Employer Waived Its Right to Have Arbitrability of an Employment Agreement Determined by the Arbitrator, but Labor Code §206.5 Does Not Prohibit the Arbitration of Claims

Pulli v. Pony International (June 19, 2012) ___ Cal.4th____ is another interpretation of an arbitration agreement in a long line of cases interpreting whether or not an arbitration agreement is enforceable. The fact that this case even exists underscores the fact that the law on the enforceability of arbitration agreements is unnecessarily murky and that employees continue to balk at the inherent unfairness of arbitration agreements, which take away an employee’s right to a jury trial.

In this case, the California Court of Appeals held that, as a procedural matter, a defendant waives its right to have an arbitrator determine the issue of arbitrability where the defendant acted in a manner inconsistent with the right to arbitrate and substantially invoked “the litigation machinery” per Saint Agnes Medical Center v. PacifiCare of California (2003) 31 Cal.4th 1187, 1196 by addressing the employee’s claim on its merit, rather than by simply asking that the matter be sent to arbitration. This ruling makes sense – as the employer was asking the court to rule for two bites of the apple: let the court rule, and if it didn’t like the court’s opinion, then take it to an arbitrator.

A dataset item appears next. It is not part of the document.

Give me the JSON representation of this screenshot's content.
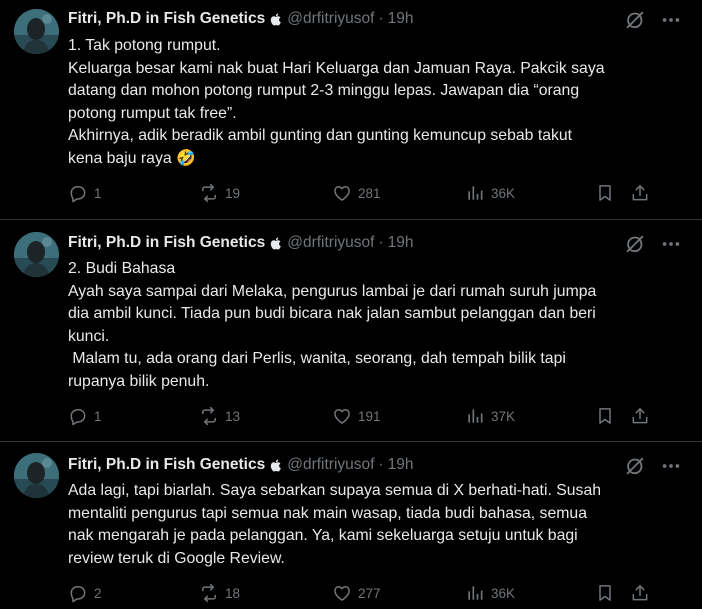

Second, the Court of Appeals held that on the merits, an arbitration agreement is not invalidated by Labor Code §206.5‘s prohibition against requiring that an employee sign a release for the payment of wages without paying the wages in question. The Court noted that, as a matter of statuatory interpretation, the goal of Labor Code §206.5 is to prohibit the coercion of settlement of wage claims without the actual payment of the wages, but that Labor Code §206.5 did not bar an employer from requiring (or coercing, really!) the waiver of a jury trial.

Jody I. LeWitter
August 16, 2012